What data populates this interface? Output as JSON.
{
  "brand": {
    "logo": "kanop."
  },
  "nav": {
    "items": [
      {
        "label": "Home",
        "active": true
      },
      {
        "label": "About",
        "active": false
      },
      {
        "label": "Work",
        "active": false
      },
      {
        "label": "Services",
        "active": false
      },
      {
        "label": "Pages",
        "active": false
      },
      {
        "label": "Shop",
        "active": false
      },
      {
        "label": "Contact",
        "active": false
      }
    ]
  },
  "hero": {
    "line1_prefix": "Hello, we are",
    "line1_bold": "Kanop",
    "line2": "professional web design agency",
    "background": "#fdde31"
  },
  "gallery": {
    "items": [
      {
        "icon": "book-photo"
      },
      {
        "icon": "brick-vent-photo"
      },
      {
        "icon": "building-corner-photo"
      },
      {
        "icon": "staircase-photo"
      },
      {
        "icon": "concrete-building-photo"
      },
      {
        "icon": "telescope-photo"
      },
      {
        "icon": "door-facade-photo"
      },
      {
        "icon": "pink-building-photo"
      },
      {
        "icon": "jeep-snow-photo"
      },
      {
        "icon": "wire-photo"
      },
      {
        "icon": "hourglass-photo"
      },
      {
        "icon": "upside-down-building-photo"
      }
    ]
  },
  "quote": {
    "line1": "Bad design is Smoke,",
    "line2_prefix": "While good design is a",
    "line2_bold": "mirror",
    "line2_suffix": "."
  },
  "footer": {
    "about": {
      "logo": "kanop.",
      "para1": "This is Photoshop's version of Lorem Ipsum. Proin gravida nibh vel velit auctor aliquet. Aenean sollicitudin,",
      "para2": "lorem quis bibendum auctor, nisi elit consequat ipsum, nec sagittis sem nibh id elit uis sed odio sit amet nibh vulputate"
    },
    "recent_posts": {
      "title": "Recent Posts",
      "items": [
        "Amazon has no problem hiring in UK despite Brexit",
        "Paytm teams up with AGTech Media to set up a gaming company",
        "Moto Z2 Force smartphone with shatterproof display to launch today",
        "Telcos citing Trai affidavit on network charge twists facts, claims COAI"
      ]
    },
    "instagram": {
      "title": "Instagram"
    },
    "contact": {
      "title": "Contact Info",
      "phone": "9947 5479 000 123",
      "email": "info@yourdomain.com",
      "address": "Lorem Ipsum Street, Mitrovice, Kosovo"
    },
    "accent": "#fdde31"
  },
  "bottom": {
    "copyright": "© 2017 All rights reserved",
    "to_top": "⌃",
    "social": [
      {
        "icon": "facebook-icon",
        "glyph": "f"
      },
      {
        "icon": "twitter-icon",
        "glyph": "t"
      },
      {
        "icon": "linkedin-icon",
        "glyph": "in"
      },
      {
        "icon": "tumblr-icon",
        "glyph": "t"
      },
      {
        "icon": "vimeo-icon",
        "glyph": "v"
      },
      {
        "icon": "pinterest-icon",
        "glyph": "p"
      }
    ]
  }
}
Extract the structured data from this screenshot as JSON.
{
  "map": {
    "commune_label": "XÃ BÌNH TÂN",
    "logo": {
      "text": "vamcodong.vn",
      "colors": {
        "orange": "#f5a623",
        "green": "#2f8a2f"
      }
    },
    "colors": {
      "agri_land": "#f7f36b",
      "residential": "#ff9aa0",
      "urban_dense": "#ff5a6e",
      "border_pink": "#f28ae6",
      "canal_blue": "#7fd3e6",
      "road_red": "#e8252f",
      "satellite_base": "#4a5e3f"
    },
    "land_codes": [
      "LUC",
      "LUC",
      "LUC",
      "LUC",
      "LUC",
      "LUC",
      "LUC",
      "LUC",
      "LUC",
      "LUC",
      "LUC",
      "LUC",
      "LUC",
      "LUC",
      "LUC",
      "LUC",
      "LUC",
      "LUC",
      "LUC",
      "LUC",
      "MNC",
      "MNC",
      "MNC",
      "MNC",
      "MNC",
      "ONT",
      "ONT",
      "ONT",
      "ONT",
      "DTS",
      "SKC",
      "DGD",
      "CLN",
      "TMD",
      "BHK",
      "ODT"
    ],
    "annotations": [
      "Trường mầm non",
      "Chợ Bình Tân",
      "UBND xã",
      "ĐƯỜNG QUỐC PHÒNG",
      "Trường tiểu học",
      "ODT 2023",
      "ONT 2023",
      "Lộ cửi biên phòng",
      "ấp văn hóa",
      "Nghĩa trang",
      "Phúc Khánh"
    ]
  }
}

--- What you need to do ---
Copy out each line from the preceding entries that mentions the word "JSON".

--- Output for this exercise ---
What data populates this interface? Output as JSON.
Extract the structured data from this screenshot as JSON.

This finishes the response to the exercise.